I WILL be proud to speak at Edinburgh Pride tomorrow. It’s a day when the streets of our capital city will come alive with thousands uniting in a sea of joy, colour and protest.

Pride events and Pride Month – which ends next week – mean so much for so many people. Making LGBTQIA+ identities visible now matters too, and Pride allows people to see themselves reflected in the society around them. These celebrations signal the future we want, a time and a space where everyone can just be themselves, surrounded by friends and allies and by compassion and love.

These are underused words in our politics. Compassion and love. But they are surely core to liberation and must be at the heart of any inclusive society. For they are things that can make all the difference and, even in the toughest circumstances, they can lift us as we overcome adversity and can make life worth living.

But Pride is and always will be a protest. The anger and rage that underpinned the Stonewall riots and the protests against Section 28 are still with us, and always will be until we have a society that treats people with dignity and respect regardless of who they are.

There is no shortage of reasons to be angry, and the burning sense of injustice and solidarity that has underpinned those movements is more vital than ever.

The culture war and the swamp of hatred that fuels it was already bubbling when we last took to the streets, but over the last 12 months, things have lurched backwards.

It wasn’t long ago that it seemed like there was an emerging consensus on some of the defining equality questions. Sometimes those days couldn’t feel further away.

We are now at a point when MPs and even the most senior UK Government ministers are more than happy to repeat and regurgitate some of the most disgraceful smears and slurs about our LGBTQIA+ communities and our trans siblings in particular.

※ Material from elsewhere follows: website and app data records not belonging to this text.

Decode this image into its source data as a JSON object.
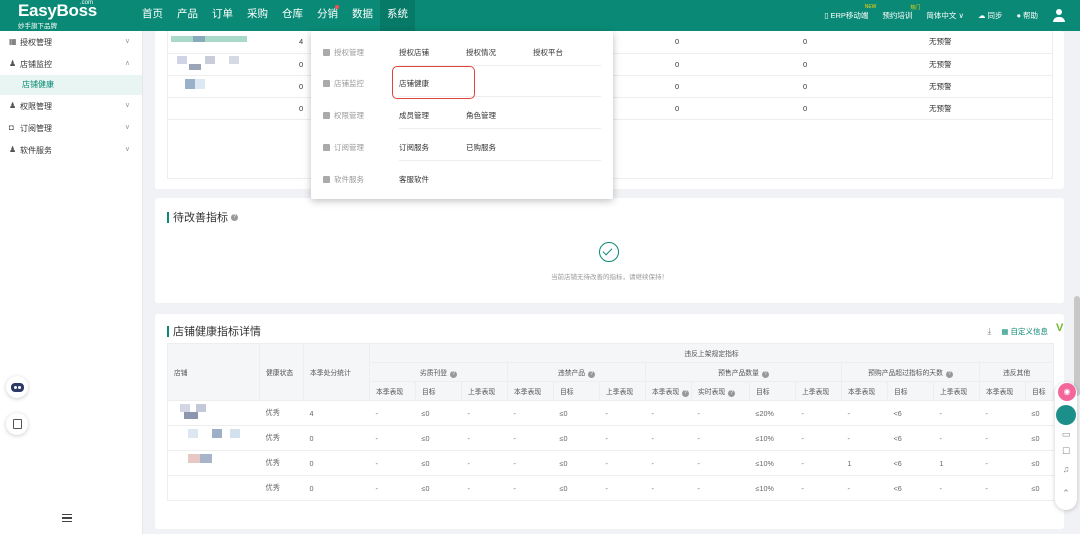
{
  "brand": {
    "name": "EasyBoss",
    "com": ".com",
    "slogan": "妙手旗下品牌"
  },
  "nav": [
    "首页",
    "产品",
    "订单",
    "采购",
    "仓库",
    "分销",
    "数据",
    "系统"
  ],
  "top_right": {
    "erp": "ERP移动端",
    "erp_badge": "NEW",
    "training": "预约培训",
    "training_badge": "热门",
    "lang": "简体中文 ∨",
    "sync": "同步",
    "help": "帮助"
  },
  "sidebar": {
    "items": [
      {
        "label": "授权管理",
        "chev": "∨"
      },
      {
        "label": "店铺监控",
        "chev": "∧"
      },
      {
        "label": "权限管理",
        "chev": "∨"
      },
      {
        "label": "订阅管理",
        "chev": "∨"
      },
      {
        "label": "软件服务",
        "chev": "∨"
      }
    ],
    "sub_active": "店铺健康"
  },
  "top_rows": [
    {
      "num": "4",
      "a": "0",
      "b": "0",
      "status": "无预警"
    },
    {
      "num": "0",
      "a": "0",
      "b": "0",
      "status": "无预警"
    },
    {
      "num": "0",
      "a": "0",
      "b": "0",
      "status": "无预警"
    },
    {
      "num": "0",
      "a": "0",
      "b": "0",
      "status": "无预警"
    }
  ],
  "improve": {
    "title": "待改善指标",
    "empty_text": "当前店铺无待改善的指标，请继续保持！"
  },
  "detail": {
    "title": "店铺健康指标详情",
    "custom_info": "自定义信息",
    "group_header": "违反上架规定指标",
    "headers": {
      "shop": "店铺",
      "status": "健康状态",
      "penalty": "本季处分统计"
    },
    "subgroups": [
      "劣质刊登",
      "违禁产品",
      "预售产品数量",
      "预购产品超过指标的天数",
      "违反其他"
    ],
    "cols": [
      "本季表现",
      "目标",
      "上季表现",
      "本季表现",
      "目标",
      "上季表现",
      "本季表现",
      "实时表现",
      "目标",
      "上季表现",
      "本季表现",
      "目标",
      "上季表现",
      "本季表现",
      "目标"
    ],
    "rows": [
      {
        "status": "优秀",
        "penalty": "4",
        "c": [
          "-",
          "≤0",
          "-",
          "-",
          "≤0",
          "-",
          "-",
          "-",
          "≤20%",
          "-",
          "-",
          "<6",
          "-",
          "-",
          "≤0"
        ]
      },
      {
        "status": "优秀",
        "penalty": "0",
        "c": [
          "-",
          "≤0",
          "-",
          "-",
          "≤0",
          "-",
          "-",
          "-",
          "≤10%",
          "-",
          "-",
          "<6",
          "-",
          "-",
          "≤0"
        ]
      },
      {
        "status": "优秀",
        "penalty": "0",
        "c": [
          "-",
          "≤0",
          "-",
          "-",
          "≤0",
          "-",
          "-",
          "-",
          "≤10%",
          "-",
          "1",
          "<6",
          "1",
          "-",
          "≤0"
        ]
      },
      {
        "status": "优秀",
        "penalty": "0",
        "c": [
          "-",
          "≤0",
          "-",
          "-",
          "≤0",
          "-",
          "-",
          "-",
          "≤10%",
          "-",
          "-",
          "<6",
          "-",
          "-",
          "≤0"
        ]
      }
    ]
  },
  "dropdown": [
    {
      "cat": "授权管理",
      "links": [
        "授权店铺",
        "授权情况",
        "授权平台"
      ]
    },
    {
      "cat": "店铺监控",
      "links": [
        "店铺健康"
      ]
    },
    {
      "cat": "权限管理",
      "links": [
        "成员管理",
        "角色管理"
      ]
    },
    {
      "cat": "订阅管理",
      "links": [
        "订阅服务",
        "已购服务"
      ]
    },
    {
      "cat": "软件服务",
      "links": [
        "客服软件"
      ]
    }
  ],
  "colors": {
    "primary": "#0a8a76",
    "highlight": "#e0443a"
  }
}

Only this week, the UK Government has published proposals that would force teachers and schools to “out” trans pupils to their parents.

This hostility has consequences.

Whether it is the young people sitting unhappily in harsh and unforgiving classrooms and worried about expressing themselves, the teenagers that live in fear of their parents or playground bullies, the couples who are afraid to hold hands or display affection in a public place, this reaction has severe repercussions.

It is no coincidence that the moral panic that has been whipped up against trans people has coincided with an upsurge in hate crimes and anti-trans violence.

READ MORE: Edinburgh council 'admits' to being Labour-LibDem coalition

As in so many cases, what began with bad-faith rhetoric about “legitimate concerns” and “just asking questions” has morphed into the normalisation of prejudice as a small and vulnerable minority of people have seen their identities being turned into a spectacle for wealthy, powerful and reactionary voices to mock, goad and belittle.

I’ve experienced some of that viciousness just for standing up for trans rights. I know that when I tweet about trans rights, my mentions and timeline will ignite a virtual bin fire, to put it mildly. It doesn’t stop me.

But, as a white cisgender English-speaking woman with a platform, I know that the risks and the potential costs of speaking out are less than they are for many others. I also know the abuse that I get and the threats that I receive, while vile, do not compare to those received by trans people themselves.

Things could get worse in the months ahead. The forces that railed against Gender Recognition Reform and celebrated Westminster’s obstructionism have not gone away. And, with a conversion practice ban on the horizon (which we should not legitimise with the term “therapy”), they will soon be spreading the same kinds of ugly myths and bile.

There is no such thing as a non-coercive conversion practice and there never can be. It is torture and it is abuse. It always will be.

Nobody should be told that their existence is deviant or unnatural, or that they should be ashamed of who they are. Those are the politics of bigotry, hate and fear that gave us Section 28. They are not the politics of a progressive nation, and we will fight them every step of the way.

But for all the darkness in our politics, we must remember that there is much to celebrate and the vibrant, beautiful protest of days such as Pride and months like Pride Month are an important part of that celebration. Pride is a time to unite our struggles.

One of my heroes is Mark Ashton, a man whose life was immortalised in the film Pride. He founded a group for LGBTQ+ people to support striking miners. In his words: “Mining communities are being bullied like we are, being harassed by the police, just like we are.” One community should give solidarity to another, and Pride is a time when this happens.

It is a time to celebrate the spectrum of our humanity, from the young gay teenagers who feel isolated or alone to the protest veterans who have done so much to blaze the trail for liberation.

It is also for the many people who were erased, ignored, and murdered because of their identity. We can and must celebrate their legacies while acknowledging the decades of pain that have been so needlessly inflicted and aspire for better for this generation and future generations.

Every Pride event is someone’s first time. It can forge lifelong friendships and make people feel like part of a community in an increasingly oppressive world. In solidarity, joy, compassion, love and, yes, rage, I hope to see you on the streets tomorrow.